“So unless we study the long-term population dynamics of wild animals, we cannot decide whether culling could solve the problem of conflict. The problem might be something completely different than population rise,” Prof. Singh said. The reason why monkey population was observed to be declining and increasingly attacking humans for food in Karnataka, for instance, was that fruit-bearing trees in Karnataka’s cities were found to be disappearing.
In Himachal Pradesh too, where the rhesus macaques had been declared vermin, Mr. Singh said that no efforts had been made to understand the population dynamics of the animal. “There are some five sterilisation units available for wild animals in the State but no population management effort has been made by the forest department,” Mr. Singh said.
In the end, opinion among experts is unanimous that scientific monitoring of wild animals must be extended outside the reserved forest area and if necessary, animal census be conducted outside protected areas to understand why certain species are entering into greater conflict with humans.
Why the animal isn’t the problem…
If you still think that the animal is the problem, then here is a list of reasons scientists’ offer as to why we are facing this situation today:

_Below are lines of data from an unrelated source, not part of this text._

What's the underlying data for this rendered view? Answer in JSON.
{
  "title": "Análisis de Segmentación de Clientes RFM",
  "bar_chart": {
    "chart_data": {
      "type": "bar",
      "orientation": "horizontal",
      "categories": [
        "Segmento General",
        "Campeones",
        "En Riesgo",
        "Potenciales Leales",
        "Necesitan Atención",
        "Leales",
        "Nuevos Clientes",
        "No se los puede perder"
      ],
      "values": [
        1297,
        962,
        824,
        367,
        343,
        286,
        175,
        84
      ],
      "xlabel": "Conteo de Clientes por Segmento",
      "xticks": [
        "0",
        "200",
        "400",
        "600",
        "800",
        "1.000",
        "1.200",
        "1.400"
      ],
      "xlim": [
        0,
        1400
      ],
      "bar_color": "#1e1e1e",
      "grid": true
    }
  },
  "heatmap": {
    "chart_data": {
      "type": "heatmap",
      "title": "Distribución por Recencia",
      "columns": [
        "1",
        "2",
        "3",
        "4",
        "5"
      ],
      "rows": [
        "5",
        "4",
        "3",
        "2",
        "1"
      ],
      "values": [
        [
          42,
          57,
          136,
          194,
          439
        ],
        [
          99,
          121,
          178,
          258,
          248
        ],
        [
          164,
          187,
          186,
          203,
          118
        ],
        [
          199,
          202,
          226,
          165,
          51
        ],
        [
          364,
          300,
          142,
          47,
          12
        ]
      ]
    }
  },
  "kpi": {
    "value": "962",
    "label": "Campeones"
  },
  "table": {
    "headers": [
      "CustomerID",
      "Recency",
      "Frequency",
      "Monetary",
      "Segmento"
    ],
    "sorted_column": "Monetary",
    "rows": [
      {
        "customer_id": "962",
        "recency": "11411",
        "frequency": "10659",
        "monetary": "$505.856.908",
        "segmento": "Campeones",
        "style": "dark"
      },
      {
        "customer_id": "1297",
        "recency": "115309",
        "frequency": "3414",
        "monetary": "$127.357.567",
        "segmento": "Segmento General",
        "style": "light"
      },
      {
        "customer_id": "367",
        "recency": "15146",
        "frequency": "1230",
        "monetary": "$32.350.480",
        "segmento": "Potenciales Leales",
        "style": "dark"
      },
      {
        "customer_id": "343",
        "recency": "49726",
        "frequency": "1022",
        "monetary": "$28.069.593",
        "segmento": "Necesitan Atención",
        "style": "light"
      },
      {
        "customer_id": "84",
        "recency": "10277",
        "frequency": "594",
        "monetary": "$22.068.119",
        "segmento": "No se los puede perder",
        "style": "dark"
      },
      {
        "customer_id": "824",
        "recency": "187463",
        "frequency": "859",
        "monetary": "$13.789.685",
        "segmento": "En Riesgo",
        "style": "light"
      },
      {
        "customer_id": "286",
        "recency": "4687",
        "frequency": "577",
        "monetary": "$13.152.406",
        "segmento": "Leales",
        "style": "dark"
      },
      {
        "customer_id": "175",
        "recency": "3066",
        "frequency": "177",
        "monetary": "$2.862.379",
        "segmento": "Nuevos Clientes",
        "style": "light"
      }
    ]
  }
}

Habitat loss: Deforestation and lowered green cover in cities has been driving animals into crop fields and human dwellings in search of food.
Fall in predator population: Fall in population of predators such as tigers and leopards leads to a consequential rise in population of herbivores such as nilgai and deer.
Drought: If natural calamities such as drought affect human beings, so is the case with animals in the forest. Drought dries up availability of food for foraging driving wild animals into nearby crop fields and human dwellings in search of food.
Humans feeding animals: Last but not the least, if you are a tourist offering a banana to a monkey you saw at the temple, you sure cannot complain when a troop of monkeys comes chasing after you asking for more…